Mitchell Krueger

January 21, 2019

January 21, 2019 “I feel like it will happen eventually. I know that I can compete at a high level, it is just a matter of doing it. There are some moments when I wonder if I’m doing the right thing because I see other people, in my opinion, not doing the right thing and it somehow works for them. They’re doing dumb things and they still are successful. I don’t ever think that I’m wasting my time, I’ll just wonder why it’s working for them and not me. Then I start thinking like when will it happen for me. At some point you put in enough work and do the right things somethings gotta give, right? To be at the highest level of the sport you don’t have the people that mess around, but to play at a level below that, where you are making plenty of money, there are definitely a few guys that are just idiots. They seem to be able to turn it on and off. For them, there seems to be no thought of how much effort they put into practice, they just go out there and hit the ball during the match. Maybe it’s (more…)

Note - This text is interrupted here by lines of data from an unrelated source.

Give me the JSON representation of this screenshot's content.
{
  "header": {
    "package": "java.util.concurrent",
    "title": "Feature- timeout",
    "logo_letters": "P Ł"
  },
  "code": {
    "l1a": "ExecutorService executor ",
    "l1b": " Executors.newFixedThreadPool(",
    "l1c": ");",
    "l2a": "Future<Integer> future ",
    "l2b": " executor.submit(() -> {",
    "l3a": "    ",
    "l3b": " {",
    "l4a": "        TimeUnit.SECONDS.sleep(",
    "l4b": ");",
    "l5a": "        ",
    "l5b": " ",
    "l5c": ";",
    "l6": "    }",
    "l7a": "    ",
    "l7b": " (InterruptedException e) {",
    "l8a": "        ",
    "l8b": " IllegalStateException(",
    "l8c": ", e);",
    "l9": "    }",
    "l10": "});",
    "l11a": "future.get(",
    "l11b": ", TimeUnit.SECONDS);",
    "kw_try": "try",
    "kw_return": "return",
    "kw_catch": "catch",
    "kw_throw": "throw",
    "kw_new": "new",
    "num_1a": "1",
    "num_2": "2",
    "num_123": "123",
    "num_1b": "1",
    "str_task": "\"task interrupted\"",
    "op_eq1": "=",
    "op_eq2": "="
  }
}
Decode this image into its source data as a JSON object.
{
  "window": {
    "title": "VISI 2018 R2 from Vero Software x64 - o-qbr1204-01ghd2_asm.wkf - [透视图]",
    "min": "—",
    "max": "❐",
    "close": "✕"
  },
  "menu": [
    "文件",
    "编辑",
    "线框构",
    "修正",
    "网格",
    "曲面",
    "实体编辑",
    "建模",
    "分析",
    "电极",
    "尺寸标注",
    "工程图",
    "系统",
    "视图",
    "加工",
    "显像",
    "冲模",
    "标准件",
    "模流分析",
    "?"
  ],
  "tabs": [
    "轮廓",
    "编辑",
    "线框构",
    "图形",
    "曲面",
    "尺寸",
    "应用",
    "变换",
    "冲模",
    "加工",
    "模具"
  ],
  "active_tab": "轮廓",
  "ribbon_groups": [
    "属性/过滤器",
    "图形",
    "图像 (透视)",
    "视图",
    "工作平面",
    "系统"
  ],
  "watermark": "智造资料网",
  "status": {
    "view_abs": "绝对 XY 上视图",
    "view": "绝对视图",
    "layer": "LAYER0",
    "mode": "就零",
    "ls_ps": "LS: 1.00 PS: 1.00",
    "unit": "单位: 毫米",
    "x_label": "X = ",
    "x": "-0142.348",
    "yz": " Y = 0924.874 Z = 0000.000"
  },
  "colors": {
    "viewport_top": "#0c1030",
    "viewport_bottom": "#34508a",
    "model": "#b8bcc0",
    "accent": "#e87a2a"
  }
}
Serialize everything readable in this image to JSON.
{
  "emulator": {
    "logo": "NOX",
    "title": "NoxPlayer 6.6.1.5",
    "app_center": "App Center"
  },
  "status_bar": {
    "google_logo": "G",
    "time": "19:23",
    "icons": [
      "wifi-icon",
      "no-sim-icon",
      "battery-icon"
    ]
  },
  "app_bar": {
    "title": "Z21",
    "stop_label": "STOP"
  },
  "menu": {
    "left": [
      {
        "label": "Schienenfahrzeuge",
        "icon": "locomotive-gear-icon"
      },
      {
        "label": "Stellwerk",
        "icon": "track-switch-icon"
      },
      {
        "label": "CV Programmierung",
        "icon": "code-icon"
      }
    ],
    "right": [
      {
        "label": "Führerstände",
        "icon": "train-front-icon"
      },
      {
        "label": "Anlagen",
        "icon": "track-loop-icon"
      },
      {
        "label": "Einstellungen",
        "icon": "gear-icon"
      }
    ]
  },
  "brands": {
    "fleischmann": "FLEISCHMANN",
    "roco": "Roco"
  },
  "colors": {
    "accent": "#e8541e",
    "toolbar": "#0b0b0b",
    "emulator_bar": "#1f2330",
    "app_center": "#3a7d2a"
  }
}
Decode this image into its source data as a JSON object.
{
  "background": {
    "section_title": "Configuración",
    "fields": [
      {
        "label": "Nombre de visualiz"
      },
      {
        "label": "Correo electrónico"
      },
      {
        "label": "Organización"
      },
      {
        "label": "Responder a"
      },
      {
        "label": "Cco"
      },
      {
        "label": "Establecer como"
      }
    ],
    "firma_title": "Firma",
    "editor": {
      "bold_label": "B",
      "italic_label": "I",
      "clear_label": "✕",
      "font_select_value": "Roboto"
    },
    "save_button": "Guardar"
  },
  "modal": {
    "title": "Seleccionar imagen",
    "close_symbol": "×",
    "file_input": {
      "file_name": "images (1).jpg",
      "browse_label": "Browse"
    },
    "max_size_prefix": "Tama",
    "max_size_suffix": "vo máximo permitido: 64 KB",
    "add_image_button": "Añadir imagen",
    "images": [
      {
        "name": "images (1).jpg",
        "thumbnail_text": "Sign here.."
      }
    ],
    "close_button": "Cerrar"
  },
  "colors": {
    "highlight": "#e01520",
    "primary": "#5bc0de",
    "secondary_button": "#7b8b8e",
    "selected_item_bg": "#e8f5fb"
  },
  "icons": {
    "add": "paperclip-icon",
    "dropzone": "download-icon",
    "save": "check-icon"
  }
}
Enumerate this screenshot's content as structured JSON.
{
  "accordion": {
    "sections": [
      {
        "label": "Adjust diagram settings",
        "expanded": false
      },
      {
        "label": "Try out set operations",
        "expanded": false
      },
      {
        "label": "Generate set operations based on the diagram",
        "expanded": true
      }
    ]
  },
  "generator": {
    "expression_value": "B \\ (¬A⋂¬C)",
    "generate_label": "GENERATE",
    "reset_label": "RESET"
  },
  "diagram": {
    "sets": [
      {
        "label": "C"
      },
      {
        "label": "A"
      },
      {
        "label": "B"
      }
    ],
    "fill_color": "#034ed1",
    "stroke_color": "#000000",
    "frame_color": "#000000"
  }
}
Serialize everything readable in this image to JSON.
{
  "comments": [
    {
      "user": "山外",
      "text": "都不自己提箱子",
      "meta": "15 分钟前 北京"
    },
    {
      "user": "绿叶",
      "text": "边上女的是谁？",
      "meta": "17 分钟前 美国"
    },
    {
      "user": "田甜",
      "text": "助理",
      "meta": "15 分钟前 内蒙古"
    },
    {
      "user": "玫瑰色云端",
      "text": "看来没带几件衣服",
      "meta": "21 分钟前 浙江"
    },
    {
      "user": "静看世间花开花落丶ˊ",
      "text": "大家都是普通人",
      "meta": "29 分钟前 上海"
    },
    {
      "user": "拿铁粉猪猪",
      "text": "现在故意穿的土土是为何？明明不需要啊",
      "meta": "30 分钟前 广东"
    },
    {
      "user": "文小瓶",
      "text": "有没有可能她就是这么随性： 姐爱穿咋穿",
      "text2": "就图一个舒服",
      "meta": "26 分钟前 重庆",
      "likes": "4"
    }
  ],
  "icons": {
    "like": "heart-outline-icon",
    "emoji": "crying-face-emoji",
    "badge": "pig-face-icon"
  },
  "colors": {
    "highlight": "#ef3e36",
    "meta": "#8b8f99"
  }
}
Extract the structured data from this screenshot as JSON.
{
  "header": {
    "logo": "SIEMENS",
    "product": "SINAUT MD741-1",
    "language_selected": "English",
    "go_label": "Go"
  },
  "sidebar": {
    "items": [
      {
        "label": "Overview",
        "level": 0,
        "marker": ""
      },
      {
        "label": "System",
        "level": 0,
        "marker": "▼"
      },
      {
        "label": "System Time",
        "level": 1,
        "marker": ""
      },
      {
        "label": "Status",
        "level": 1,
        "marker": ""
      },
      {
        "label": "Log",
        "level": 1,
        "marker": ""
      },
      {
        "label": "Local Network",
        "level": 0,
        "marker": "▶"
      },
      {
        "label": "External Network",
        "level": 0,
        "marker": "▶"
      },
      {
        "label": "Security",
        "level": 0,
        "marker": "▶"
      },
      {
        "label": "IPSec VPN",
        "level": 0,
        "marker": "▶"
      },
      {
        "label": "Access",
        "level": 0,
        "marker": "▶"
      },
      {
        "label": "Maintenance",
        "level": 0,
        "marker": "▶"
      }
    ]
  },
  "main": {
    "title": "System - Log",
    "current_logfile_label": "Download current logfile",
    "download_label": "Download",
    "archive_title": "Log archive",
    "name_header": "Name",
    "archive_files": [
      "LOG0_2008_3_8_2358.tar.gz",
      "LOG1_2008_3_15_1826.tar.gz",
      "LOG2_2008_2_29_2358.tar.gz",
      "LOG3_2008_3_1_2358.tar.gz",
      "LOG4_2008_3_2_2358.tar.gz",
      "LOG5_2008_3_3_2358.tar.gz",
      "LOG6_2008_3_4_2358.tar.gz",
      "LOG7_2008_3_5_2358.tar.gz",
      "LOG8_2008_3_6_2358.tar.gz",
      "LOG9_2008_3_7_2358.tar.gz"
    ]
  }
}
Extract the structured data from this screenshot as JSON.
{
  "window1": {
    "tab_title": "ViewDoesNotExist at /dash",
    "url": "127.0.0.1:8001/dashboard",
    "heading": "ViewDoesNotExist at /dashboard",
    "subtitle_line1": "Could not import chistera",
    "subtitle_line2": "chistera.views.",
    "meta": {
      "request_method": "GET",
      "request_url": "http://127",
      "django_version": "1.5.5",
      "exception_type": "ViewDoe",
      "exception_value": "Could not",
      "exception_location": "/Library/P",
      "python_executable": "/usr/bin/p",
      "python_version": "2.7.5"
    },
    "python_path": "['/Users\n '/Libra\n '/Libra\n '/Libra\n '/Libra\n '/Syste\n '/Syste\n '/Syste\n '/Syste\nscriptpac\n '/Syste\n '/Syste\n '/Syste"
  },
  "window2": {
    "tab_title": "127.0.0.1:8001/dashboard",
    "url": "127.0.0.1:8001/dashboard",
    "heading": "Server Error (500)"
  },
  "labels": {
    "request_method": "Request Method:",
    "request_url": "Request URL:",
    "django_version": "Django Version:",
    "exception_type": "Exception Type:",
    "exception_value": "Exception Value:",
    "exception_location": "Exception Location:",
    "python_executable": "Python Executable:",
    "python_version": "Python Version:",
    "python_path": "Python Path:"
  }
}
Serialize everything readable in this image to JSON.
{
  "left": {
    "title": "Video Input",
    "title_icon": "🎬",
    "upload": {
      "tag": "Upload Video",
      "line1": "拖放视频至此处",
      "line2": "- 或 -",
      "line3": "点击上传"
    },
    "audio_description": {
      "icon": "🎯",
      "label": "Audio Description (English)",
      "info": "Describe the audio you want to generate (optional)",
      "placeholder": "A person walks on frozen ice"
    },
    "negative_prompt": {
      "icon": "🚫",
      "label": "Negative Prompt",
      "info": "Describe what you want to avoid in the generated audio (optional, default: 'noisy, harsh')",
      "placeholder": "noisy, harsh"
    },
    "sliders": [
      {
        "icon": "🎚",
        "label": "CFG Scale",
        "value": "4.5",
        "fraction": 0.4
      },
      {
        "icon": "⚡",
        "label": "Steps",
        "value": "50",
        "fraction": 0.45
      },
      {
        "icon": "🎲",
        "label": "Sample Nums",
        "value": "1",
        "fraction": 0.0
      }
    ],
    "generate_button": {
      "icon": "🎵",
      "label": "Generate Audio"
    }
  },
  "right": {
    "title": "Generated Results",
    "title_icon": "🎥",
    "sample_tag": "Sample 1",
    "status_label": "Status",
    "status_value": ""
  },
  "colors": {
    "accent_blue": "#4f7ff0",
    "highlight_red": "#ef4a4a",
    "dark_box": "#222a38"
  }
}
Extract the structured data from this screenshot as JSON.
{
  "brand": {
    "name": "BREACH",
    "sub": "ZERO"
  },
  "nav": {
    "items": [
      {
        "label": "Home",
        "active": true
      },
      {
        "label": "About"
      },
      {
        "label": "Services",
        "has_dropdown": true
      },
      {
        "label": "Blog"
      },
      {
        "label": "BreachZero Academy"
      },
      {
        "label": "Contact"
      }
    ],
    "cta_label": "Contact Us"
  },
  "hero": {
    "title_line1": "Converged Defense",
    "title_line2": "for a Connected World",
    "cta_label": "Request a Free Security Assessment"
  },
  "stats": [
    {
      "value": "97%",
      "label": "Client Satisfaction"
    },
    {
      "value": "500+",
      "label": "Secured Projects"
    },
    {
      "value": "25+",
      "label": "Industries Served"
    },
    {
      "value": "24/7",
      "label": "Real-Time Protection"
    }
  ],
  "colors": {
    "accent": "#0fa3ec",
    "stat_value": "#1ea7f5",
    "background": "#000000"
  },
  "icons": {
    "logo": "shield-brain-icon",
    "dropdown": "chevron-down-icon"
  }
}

Ernesto Escobedo

January 20, 2019

January 20, 2019 “I’ve had a stutter since childhood. I did everything for it. Speech classes, everything. Every day I am trying to improve. That’s why I dont talk too much. Growing up, especially in the tennis world, people are extremely critical with other players. With people who don’t always speak as clearly as they want, they always get made fun of. I learn to live with it, but try to keep improving. It’s always on my mind. If there is a person I dont feel comfortable with I might not go up to them because of it. I am really not that shy, but this holds me back because I just dont want to be at the center of jokes. That’s why in the tennis world I am quiet and I just have my team and thats it. Everyone has a problem, and I know one day mine will go away.” — Ernesto Escobedo (@netoesco) (more…)

Noah Rubin

January 19, 2019

January 19, 2019 “To let down the people closest to me, my friends and family, is my most daunting fear. From an early age I was pretty aware about how many lives I affected. How many people had to sacrifice time, energy and money. The idea that it may not be worth it, or there might not be a way to repay them, haunts me at times. It’s what will take me to that next level, or break me, but to impact the world you cannot let that happen and I won’t.” —Noah Rubin (@noahrubin33) (more…)